Near Eastern Studies at Cornell
The Department of Near Eastern Studies serves as the central hub of teaching and research on the Near East/Middle East for Cornell University. We offer courses on a wide array of subjects
important for understanding the full sweep of Near Eastern
civilizations--including languages, literature, history, linguistics,
archaeology, and religion. Read More
Scales of Fate: Trade, Tradition, and Transformation in the Eastern Mediterranean ca. 1350-1175 BCE
Christopher Mountfort Monroe
The aim is to clarify and problematize the socioeconomic roles of entrepreneurs (including merchants, traders, creditors, and financiers) in Late Bronze Age societies of the Eastern Mediterranean world. The region is bounded by kingdoms of the 14th to early 12th century BCE as represented in archives of clay tablets written in cuneiform and linear scripts. This encompasses an area stretching from the Aegean to Assyria and from Hatti to Egypt at a time of unprecedented sophistication in international relations. Monroe focuses on long-distance commerce in particular because it was, where trade is documented, the most lucrative and arguably most socioeconomically influential, form of exchange.
Given the interdisciplinary nature of Near Eastern Studies at Cornell, the department maintains close ties to a number of affiliated programs, institutes, and collections. See the Full List
Check out the opportunities for students to receive funding for conducting research in the Middle East. click here
- Apr 25 Islam and Democracy: Destined to Collide?
- Apr 29 The Ambiguity of Virtue: Gertrude van Tijn and the Fate of the Dutch Jews during World War II
Where is the Near East?
Intensive Summer Arabic Program
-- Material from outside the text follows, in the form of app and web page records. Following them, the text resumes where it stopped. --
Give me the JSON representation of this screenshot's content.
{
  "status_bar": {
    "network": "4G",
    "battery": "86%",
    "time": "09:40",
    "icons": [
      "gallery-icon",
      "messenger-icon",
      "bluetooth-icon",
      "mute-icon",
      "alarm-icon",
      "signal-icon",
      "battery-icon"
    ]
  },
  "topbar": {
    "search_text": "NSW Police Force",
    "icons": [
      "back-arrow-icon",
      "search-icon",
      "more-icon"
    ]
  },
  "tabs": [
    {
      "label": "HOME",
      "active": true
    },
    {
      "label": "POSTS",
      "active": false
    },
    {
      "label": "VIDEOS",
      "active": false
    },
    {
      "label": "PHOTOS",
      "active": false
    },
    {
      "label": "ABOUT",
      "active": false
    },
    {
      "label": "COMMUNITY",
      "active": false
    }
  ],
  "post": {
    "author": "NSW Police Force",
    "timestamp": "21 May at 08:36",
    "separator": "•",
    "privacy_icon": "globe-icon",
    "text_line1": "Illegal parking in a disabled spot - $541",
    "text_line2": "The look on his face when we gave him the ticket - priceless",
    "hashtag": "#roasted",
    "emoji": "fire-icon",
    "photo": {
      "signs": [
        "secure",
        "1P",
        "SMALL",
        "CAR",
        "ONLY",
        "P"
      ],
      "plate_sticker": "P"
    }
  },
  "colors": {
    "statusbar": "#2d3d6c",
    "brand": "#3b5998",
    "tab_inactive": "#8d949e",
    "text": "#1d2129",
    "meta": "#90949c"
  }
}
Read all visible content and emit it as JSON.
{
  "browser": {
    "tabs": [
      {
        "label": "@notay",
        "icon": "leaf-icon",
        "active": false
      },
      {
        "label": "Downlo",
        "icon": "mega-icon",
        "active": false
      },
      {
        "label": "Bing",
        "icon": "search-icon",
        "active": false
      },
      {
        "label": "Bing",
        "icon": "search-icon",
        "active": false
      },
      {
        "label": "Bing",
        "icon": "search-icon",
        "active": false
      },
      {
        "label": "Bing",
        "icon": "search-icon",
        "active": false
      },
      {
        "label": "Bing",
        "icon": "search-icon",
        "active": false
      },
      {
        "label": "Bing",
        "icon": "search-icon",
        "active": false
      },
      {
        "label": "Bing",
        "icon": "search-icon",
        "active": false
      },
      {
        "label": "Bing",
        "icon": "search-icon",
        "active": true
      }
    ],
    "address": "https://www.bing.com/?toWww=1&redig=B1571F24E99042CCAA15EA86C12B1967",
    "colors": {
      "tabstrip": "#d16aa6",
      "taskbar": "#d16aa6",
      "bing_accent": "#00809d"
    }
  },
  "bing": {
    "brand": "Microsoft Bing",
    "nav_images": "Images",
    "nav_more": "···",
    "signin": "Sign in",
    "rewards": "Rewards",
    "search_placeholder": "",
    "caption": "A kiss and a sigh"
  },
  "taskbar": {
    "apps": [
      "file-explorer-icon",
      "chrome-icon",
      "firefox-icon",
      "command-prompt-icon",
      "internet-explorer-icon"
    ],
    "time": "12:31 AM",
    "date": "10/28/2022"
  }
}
A unique summer program that integrates spoken Arabic with Modern Standard Arabic (MSA) in a way that reflects the use of the language by native speakers. (Not available for Summer 2014)